What this task involves: The entries that follow need to be printed exactly as they are, minus any pictures.

[Element data from apps and pages]

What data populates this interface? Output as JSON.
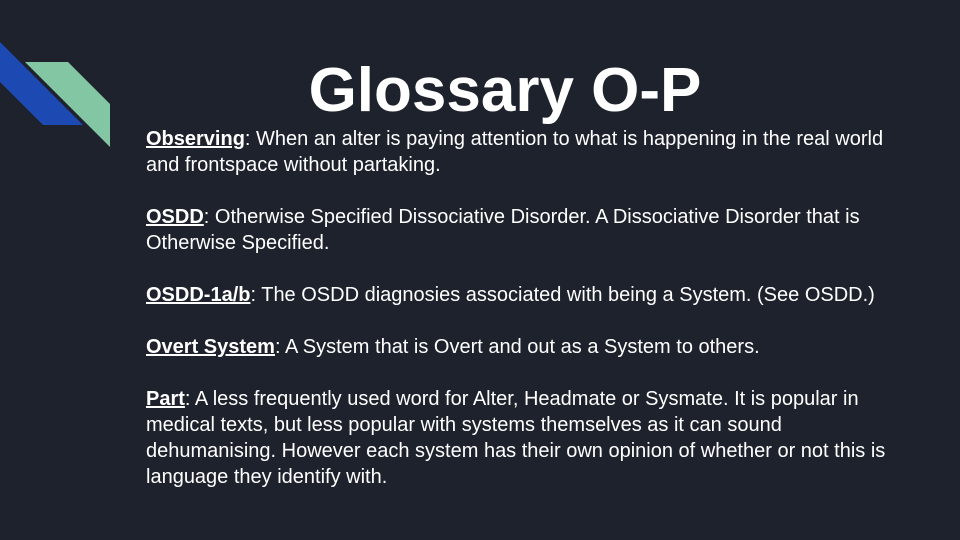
{
  "slide": {
    "title": "Glossary O-P",
    "accent_colors": {
      "blue": "#1d49b3",
      "green": "#83c6a3",
      "background": "#1d222c"
    }
  },
  "entries": [
    {
      "term": "Observing",
      "definition": ": When an alter is paying attention to what is happening in the real world and frontspace without partaking."
    },
    {
      "term": "OSDD",
      "definition": ": Otherwise Specified Dissociative Disorder. A Dissociative Disorder that is Otherwise Specified."
    },
    {
      "term": "OSDD-1a/b",
      "definition": ": The OSDD diagnosies associated with being a System. (See OSDD.)"
    },
    {
      "term": "Overt System",
      "definition": ": A System that is Overt and out as a System to others."
    },
    {
      "term": "Part",
      "definition": ": A less frequently used word for Alter, Headmate or Sysmate. It is popular in medical texts, but less popular with systems themselves as it can sound dehumanising. However each system has their own opinion of whether or not this is language they identify with."
    }
  ]
}
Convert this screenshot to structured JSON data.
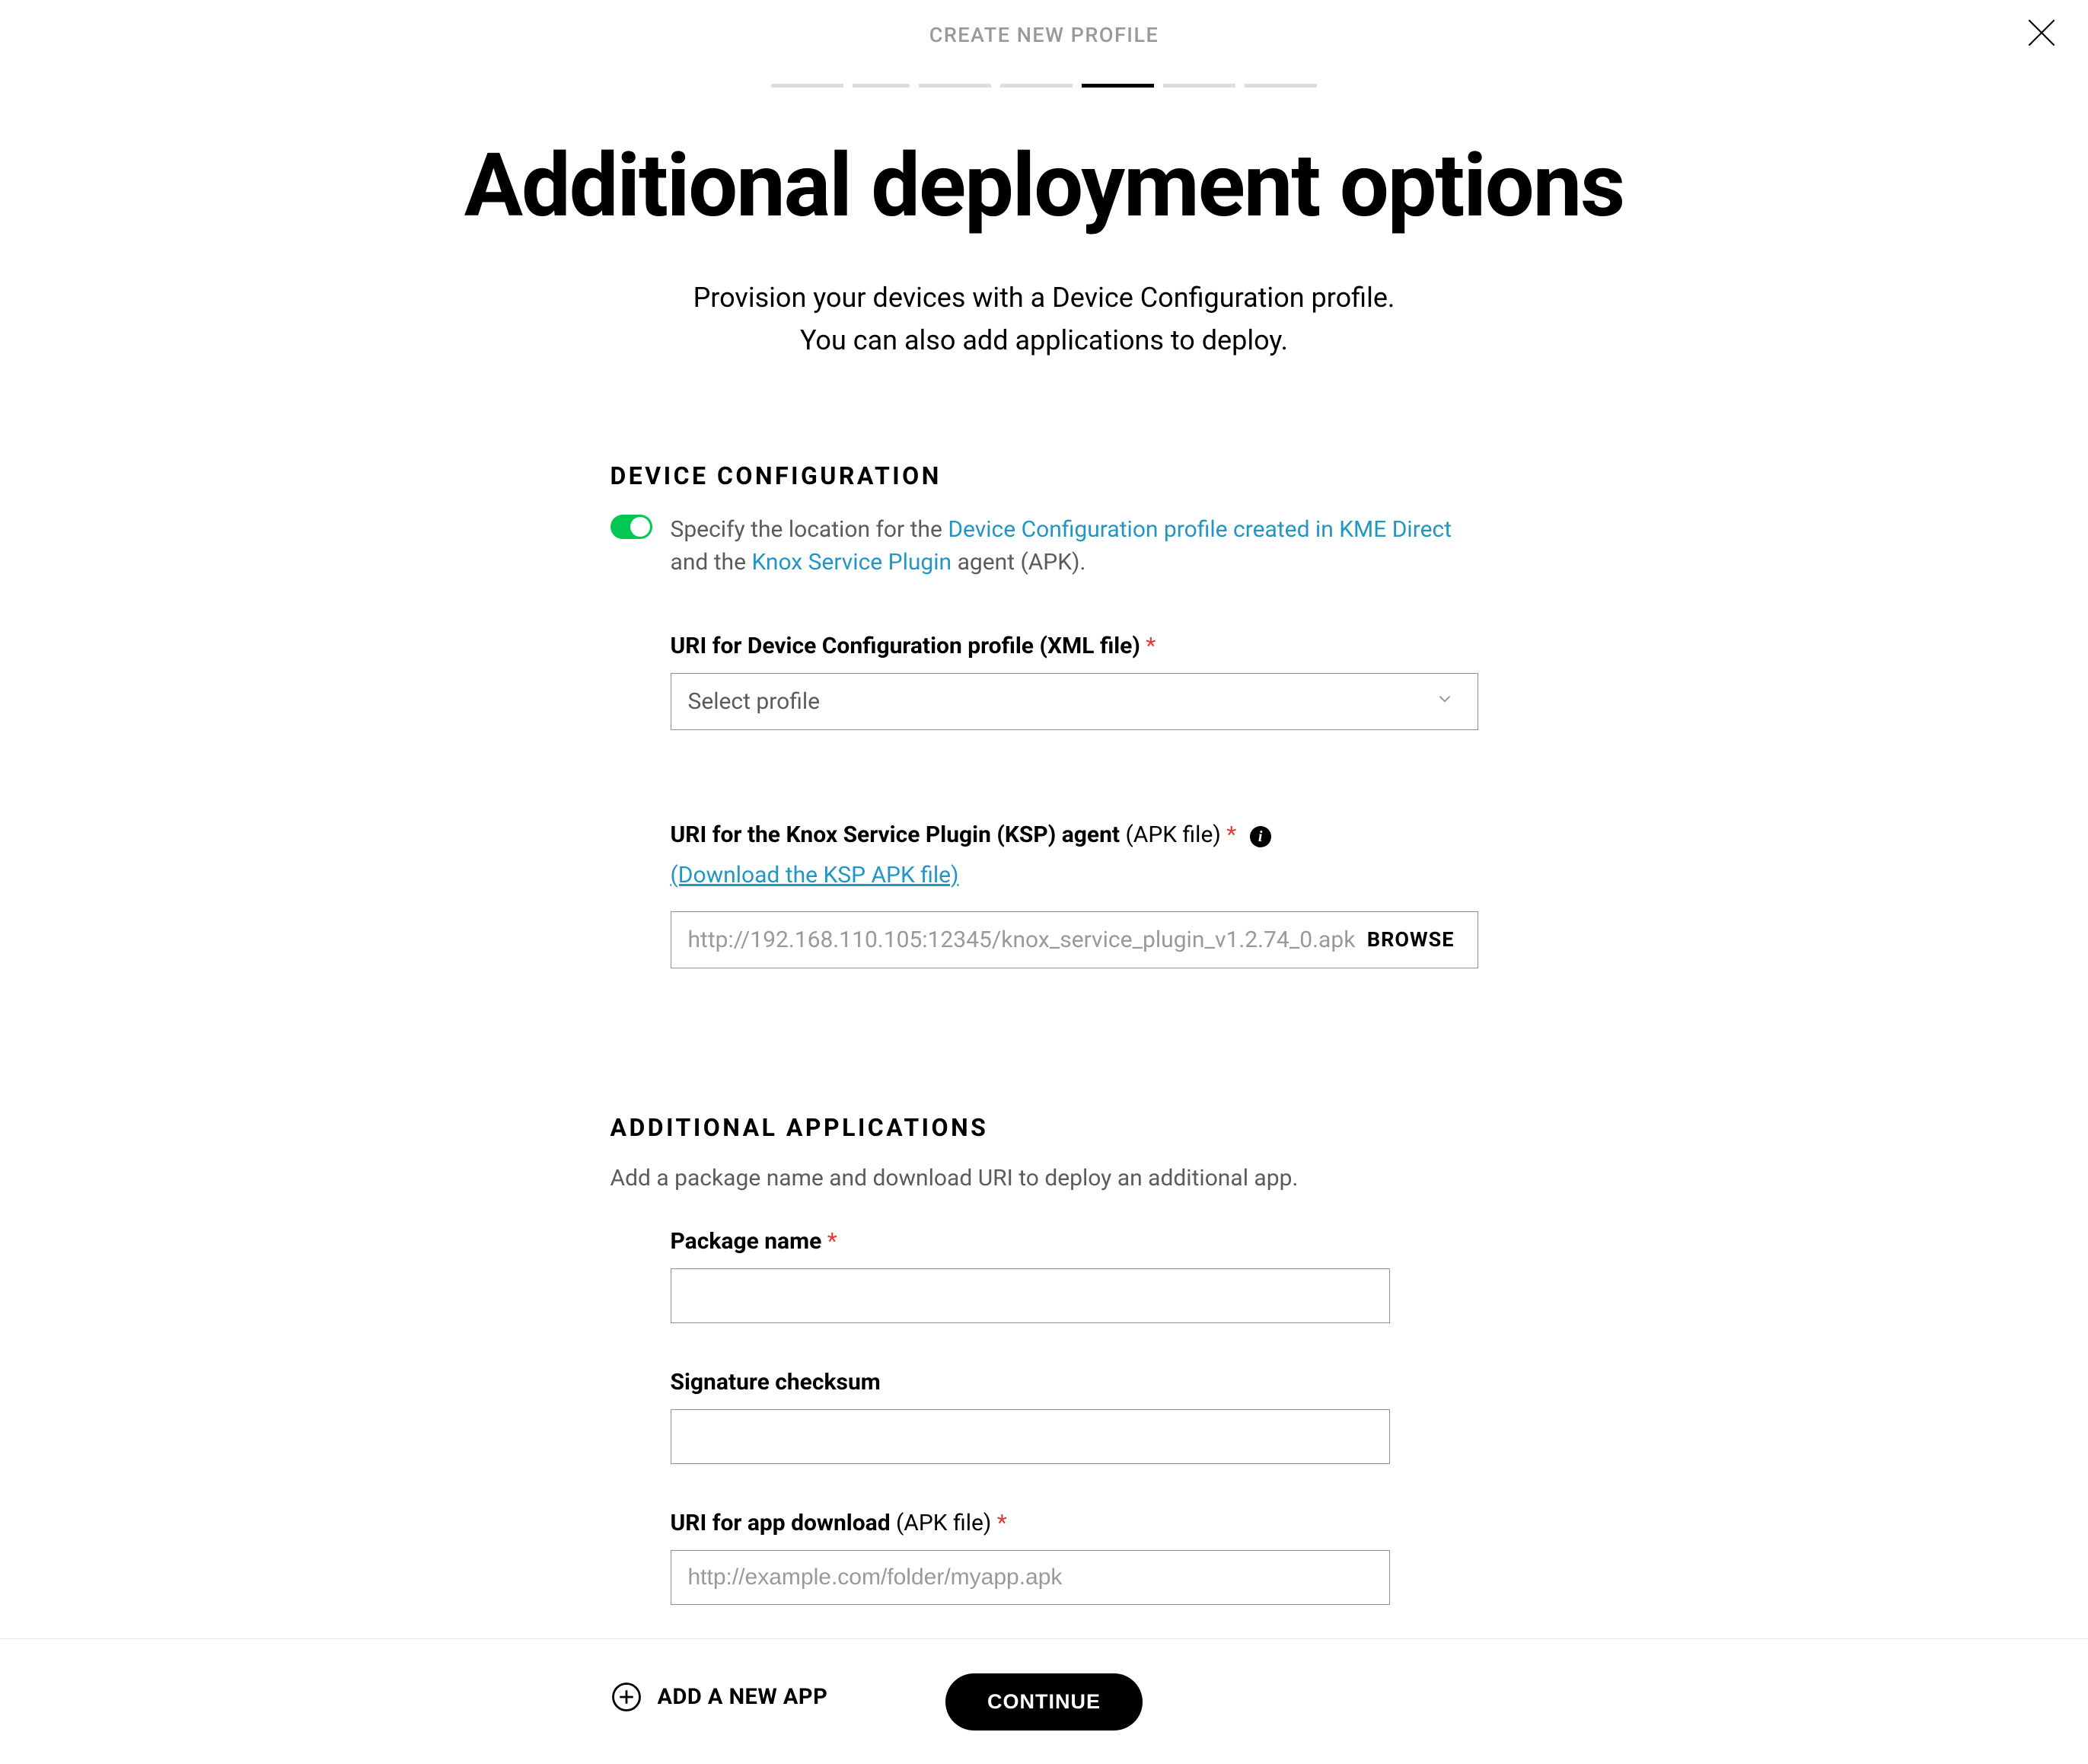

Task response:
What data populates this interface? Output as JSON.
{
  "slide": {
    "title": "Glossary O-P",
    "accent_colors": {
      "blue": "#1d49b3",
      "green": "#83c6a3",
      "background": "#1d222c"
    }
  },
  "entries": [
    {
      "term": "Observing",
      "definition": ": When an alter is paying attention to what is happening in the real world and frontspace without partaking."
    },
    {
      "term": "OSDD",
      "definition": ": Otherwise Specified Dissociative Disorder. A Dissociative Disorder that is Otherwise Specified."
    },
    {
      "term": "OSDD-1a/b",
      "definition": ": The OSDD diagnosies associated with being a System. (See OSDD.)"
    },
    {
      "term": "Overt System",
      "definition": ": A System that is Overt and out as a System to others."
    },
    {
      "term": "Part",
      "definition": ": A less frequently used word for Alter, Headmate or Sysmate. It is popular in medical texts, but less popular with systems themselves as it can sound dehumanising. However each system has their own opinion of whether or not this is language they identify with."
    }
  ]
}
Convert this screenshot to structured JSON data.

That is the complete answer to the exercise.